We took a break from Christmas shopping last weekend — and took advantage of the unseasonably warm weather — by enjoying some of our favorite Tex-Mex on a patio.  Sizzling fajitas, beefy tacos and the “Texas Martini” (one of the best margaritas around) hit the spot, as did being able to sit outside on a warm and sunny day in December.

Homemade pasta is a relatively rare treat around our house, at least until Dan found and tried this easy-for-homemade dough recipe.  The pasta was really good, especially served with this boar ragu.  It was the first time we had ever cooked with boar (we used pre-ground boar that we found at Sprouts), and we were surprised by how much we liked it.  Dan detected a hint of “gamey” flavor (his palate must be more advanced than mine, all I detected was delicious-ness) but said it enhanced the overall flavor rather than detracting from it.  We’ll definitely make boar ragu again.  And homemade pasta.

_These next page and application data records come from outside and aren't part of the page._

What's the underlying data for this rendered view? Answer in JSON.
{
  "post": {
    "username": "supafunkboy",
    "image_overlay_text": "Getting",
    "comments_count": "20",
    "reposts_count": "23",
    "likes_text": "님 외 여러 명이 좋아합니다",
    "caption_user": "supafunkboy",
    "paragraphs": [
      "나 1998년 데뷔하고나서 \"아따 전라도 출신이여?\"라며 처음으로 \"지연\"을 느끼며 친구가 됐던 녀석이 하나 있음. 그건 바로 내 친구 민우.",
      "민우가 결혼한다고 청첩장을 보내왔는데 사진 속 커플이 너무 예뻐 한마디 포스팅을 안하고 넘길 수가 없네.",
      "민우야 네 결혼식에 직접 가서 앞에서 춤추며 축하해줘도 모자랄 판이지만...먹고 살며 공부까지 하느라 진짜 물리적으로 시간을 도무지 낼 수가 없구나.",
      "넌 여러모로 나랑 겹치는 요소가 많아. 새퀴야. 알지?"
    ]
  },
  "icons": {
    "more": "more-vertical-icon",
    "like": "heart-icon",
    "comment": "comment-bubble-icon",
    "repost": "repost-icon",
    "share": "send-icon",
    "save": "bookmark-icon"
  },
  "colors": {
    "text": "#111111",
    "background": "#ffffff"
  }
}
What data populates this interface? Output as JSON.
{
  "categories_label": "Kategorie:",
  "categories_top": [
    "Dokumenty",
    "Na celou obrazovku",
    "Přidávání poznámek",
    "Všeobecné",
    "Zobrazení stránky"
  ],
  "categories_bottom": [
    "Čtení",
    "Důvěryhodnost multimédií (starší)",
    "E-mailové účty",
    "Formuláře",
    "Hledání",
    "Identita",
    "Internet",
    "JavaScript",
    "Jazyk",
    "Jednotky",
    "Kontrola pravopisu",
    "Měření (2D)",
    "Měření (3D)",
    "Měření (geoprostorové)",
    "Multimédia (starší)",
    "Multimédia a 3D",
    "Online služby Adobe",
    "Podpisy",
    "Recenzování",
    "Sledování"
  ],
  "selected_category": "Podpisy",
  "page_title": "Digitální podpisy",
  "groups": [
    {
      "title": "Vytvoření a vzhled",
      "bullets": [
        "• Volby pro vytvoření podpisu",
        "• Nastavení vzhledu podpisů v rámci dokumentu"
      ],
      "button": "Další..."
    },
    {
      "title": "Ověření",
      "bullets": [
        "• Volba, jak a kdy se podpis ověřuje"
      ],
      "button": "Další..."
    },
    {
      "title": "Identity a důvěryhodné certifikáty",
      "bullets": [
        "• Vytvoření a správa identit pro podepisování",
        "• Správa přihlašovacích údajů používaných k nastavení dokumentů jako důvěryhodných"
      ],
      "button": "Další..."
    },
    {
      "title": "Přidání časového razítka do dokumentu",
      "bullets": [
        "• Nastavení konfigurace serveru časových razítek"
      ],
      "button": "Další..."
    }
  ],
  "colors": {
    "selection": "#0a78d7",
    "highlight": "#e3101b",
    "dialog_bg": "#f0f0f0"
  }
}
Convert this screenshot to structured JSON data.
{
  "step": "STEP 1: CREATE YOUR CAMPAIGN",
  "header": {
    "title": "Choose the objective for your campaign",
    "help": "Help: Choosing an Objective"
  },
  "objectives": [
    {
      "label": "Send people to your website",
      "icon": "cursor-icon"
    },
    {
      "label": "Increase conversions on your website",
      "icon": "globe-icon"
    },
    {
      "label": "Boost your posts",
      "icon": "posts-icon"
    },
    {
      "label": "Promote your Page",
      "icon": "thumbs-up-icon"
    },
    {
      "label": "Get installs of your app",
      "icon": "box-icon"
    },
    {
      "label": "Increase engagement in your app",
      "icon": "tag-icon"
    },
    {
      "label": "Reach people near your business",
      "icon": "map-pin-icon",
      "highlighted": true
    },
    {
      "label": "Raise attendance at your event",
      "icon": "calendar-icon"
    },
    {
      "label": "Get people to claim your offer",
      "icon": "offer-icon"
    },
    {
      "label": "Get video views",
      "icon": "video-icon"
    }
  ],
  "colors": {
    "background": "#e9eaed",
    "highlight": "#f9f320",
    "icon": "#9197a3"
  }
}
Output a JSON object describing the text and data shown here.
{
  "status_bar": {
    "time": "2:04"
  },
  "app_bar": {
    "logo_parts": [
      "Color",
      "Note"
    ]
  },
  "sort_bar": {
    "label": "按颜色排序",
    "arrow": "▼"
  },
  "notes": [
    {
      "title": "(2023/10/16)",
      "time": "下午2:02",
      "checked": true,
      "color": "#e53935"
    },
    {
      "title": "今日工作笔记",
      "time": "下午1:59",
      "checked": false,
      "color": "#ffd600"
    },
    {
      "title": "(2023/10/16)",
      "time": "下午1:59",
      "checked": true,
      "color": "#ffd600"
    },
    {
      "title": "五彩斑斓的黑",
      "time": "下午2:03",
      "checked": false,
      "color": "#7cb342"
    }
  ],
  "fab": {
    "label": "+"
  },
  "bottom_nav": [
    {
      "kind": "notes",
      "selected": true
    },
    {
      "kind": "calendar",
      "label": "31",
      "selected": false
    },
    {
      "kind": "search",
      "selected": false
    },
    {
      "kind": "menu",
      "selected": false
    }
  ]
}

The phrase “if you don’t like the weather in Texas, wait five minutes” rang true for us this week.  A few days after our Tex-Mex patio lunch, the temperatures dropped to freezing and we woke up to a very light dusting of snow!  The colder weather is a welcome change and makes it feel more like Christmas-time.

Our first snow also brought our first fire of the season.  Now it’s REALLY beginning to look a lot like Christmas.

Speaking of Christmas, our tree is up and (mostly) decorated, although I will likely find myself periodically adding and re-arranging ornaments on it right up until New Year’s, as I do every year.  It’s a sickness.

San Diego Carne Asada Burritos

Meh.  That about sums up both the burritos and the Steelers’ performance against the San Diego Chargers in this week’s Steeler Opponent-City Challenge.  Neither one was a winner, bringing the current S.O.C.C. record to:  Steelers 7-6; Foodie Lawyer 11-2.  And that is all we will say about the game (other than we are happy to see that Big Ben is back.)  As for the food, we chose carne asada burritos, based on our research showing that displaced San Diego-ites struggle to find authentic versions of this favorite in other cities.  (Fish tacos are also really popular in SoCal, but we already have a bitchin’ good recipe for those.)  The recipe needs some tweaking — we felt that each of the components (beef, guacamole and pico de gallo) with a good amount of lime juice as an ingredient, resulted in too much lime overall and somewhat of a one-note final dish (similar to the Steelers’ one-note offense as of late.)  We  liked the technique of cutting the beef into small pieces prior to cooking it, in order to get more sear on all sides of each piece.  But each burrito element needed less lime juice, in order to allow the other flavors to shine independently, while still working together to create a “there’s a lot goin’ on there” finished dish.  (Much like the Steelers need Big Ben’s arm and throwing expertise to combine with some receivers’ sticky fingers to win against Dallas next week.)

Continue reading “San Diego Carne Asada Burritos”

Weekly Menu (Dec. 8)



  • Roasted Game Hen, Potato Latkes, Broccolini


  • Pappardelle w/ Boar Ragu, Salad


  • Skillet Strata w/ Bacon, Scallions & Pepper Jack Cheese; Roasted Pepper, Cucumber & Tomato Salad


  • Garlicky Roasted Shrimp w/ Cumin, Ginger & Sesame; Spicy Green Beans


  • Wild Rice & Mushroom Soup


  • Take-Out


  • Dinner & Shopping

2012 Holiday Gift Guide

With the holidays upon us (how is it December already?), we decided to jump on the bandwagon started by many other bloggers and put together a gift guide.  This being a food blog, all of the items have something to do with food and cooking.  Most are things that we own, love and use often.  We’ve included links where possible, but this is by no means a sponsored post.  Just our thoughts on kitchen stuff that makes us happy and might also make someone on your gift list (or your own self!) happy too.

Continue reading “2012 Holiday Gift Guide”